(App and web page records)
———
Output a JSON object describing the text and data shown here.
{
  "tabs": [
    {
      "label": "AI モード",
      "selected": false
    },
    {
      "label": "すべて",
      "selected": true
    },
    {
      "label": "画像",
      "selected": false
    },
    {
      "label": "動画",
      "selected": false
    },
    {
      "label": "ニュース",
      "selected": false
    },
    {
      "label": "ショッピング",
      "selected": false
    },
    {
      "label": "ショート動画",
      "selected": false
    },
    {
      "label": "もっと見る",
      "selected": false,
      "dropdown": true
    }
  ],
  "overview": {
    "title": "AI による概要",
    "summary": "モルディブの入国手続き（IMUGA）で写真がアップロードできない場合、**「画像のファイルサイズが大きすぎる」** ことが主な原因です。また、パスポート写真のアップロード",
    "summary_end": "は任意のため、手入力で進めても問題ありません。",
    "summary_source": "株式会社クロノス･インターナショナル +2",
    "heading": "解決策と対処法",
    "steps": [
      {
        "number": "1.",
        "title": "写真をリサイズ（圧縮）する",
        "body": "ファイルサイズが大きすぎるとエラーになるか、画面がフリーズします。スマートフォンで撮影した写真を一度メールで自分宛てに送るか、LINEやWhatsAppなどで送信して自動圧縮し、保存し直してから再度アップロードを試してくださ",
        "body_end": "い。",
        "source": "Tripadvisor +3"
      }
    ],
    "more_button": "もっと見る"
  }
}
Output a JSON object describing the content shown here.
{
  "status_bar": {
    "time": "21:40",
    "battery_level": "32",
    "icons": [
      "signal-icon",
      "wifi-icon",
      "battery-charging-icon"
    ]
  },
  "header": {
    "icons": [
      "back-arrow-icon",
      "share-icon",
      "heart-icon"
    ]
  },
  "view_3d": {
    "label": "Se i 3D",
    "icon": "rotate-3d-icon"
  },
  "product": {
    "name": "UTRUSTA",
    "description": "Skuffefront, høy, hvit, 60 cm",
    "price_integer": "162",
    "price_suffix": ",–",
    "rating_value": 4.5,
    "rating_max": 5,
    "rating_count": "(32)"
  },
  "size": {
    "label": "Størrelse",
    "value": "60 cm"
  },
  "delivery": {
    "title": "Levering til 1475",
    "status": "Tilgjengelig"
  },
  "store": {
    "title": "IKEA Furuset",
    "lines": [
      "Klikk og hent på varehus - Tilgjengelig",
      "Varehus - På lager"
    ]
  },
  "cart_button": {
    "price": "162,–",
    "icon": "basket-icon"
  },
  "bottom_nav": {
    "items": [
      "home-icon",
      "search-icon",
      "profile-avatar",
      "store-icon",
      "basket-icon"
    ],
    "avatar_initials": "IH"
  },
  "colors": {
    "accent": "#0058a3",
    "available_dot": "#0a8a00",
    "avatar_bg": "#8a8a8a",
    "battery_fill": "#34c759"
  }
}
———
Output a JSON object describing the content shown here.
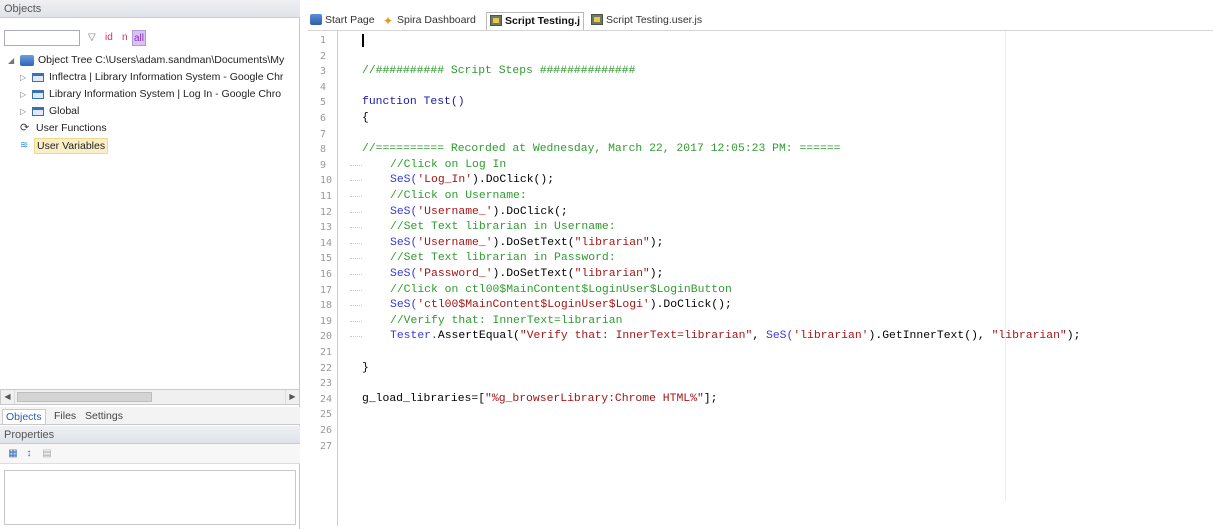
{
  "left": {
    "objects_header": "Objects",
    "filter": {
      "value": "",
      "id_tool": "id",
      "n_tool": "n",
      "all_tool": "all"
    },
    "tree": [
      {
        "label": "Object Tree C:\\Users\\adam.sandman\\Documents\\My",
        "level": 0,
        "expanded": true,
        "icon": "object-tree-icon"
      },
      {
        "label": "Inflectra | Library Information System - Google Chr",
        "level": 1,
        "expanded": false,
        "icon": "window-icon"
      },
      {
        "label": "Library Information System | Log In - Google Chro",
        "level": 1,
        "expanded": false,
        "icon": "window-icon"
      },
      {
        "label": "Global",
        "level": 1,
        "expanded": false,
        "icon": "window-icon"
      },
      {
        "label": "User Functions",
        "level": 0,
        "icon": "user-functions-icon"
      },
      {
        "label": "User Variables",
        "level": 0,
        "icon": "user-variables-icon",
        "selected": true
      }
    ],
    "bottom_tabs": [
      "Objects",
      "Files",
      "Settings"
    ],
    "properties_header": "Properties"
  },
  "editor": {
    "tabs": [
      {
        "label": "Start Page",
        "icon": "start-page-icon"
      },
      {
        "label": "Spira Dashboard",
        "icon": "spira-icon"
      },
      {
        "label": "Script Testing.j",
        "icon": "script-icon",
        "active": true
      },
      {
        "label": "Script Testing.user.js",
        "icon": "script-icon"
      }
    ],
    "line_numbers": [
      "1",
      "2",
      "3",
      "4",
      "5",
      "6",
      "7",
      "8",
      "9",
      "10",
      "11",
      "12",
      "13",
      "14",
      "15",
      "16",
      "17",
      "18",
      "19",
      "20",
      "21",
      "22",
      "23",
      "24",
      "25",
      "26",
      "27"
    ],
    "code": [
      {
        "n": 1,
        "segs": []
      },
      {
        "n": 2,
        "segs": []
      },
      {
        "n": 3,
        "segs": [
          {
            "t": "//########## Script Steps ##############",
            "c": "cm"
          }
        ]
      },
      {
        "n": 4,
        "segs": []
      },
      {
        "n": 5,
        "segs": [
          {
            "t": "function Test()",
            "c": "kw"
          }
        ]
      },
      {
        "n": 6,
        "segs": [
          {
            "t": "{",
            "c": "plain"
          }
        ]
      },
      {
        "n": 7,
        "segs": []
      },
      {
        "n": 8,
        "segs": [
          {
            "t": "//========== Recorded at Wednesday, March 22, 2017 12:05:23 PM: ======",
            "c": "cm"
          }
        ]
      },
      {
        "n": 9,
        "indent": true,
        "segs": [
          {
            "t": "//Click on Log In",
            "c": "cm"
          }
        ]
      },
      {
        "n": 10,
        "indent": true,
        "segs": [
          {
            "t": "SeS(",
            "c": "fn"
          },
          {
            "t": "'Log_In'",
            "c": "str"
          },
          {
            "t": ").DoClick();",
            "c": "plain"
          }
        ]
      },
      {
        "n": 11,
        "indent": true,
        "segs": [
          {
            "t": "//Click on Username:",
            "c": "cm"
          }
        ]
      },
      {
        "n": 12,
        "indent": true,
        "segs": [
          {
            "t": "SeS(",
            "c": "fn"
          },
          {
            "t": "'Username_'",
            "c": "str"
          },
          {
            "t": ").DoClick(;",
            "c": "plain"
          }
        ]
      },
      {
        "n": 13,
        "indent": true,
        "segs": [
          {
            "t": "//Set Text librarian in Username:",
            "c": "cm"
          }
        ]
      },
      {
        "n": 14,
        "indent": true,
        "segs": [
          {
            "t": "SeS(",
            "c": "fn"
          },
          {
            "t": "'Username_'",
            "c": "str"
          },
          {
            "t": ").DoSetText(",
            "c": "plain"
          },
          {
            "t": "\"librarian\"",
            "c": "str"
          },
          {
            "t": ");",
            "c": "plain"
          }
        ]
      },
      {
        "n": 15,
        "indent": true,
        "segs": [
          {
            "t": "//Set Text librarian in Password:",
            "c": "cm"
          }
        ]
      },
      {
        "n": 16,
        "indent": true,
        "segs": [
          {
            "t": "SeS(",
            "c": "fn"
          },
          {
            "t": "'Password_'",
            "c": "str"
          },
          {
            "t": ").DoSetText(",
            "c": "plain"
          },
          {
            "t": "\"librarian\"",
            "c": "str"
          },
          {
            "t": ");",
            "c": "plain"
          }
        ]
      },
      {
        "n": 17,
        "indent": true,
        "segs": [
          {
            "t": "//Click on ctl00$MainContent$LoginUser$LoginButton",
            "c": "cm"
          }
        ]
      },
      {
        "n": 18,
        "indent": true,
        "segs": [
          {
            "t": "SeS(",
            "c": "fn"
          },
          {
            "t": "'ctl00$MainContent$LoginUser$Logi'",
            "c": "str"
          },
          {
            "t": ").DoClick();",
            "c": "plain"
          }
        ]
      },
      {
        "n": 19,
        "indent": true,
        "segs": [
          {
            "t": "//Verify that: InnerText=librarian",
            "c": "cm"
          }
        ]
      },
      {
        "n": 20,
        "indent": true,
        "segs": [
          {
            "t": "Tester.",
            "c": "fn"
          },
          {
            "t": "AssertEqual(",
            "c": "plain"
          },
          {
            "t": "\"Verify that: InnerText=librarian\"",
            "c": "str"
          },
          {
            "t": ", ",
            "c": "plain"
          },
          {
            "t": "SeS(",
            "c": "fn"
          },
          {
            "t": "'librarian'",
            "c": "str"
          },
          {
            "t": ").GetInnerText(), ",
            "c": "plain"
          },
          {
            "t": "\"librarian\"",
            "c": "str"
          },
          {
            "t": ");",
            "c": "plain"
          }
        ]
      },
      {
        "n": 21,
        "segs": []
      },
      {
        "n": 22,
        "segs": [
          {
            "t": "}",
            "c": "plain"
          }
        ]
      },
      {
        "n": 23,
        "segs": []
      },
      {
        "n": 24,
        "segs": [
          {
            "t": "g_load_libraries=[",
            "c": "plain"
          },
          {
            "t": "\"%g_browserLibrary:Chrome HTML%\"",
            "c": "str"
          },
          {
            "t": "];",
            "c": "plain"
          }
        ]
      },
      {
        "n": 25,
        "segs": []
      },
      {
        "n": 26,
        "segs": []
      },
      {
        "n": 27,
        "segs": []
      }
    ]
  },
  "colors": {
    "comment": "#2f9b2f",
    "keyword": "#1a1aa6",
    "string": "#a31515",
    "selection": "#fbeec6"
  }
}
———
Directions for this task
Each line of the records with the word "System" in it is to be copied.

Solution below
        "label": "Inflectra | Library Information System - Google Chr",
        "label": "Library Information System | Log In - Google Chro",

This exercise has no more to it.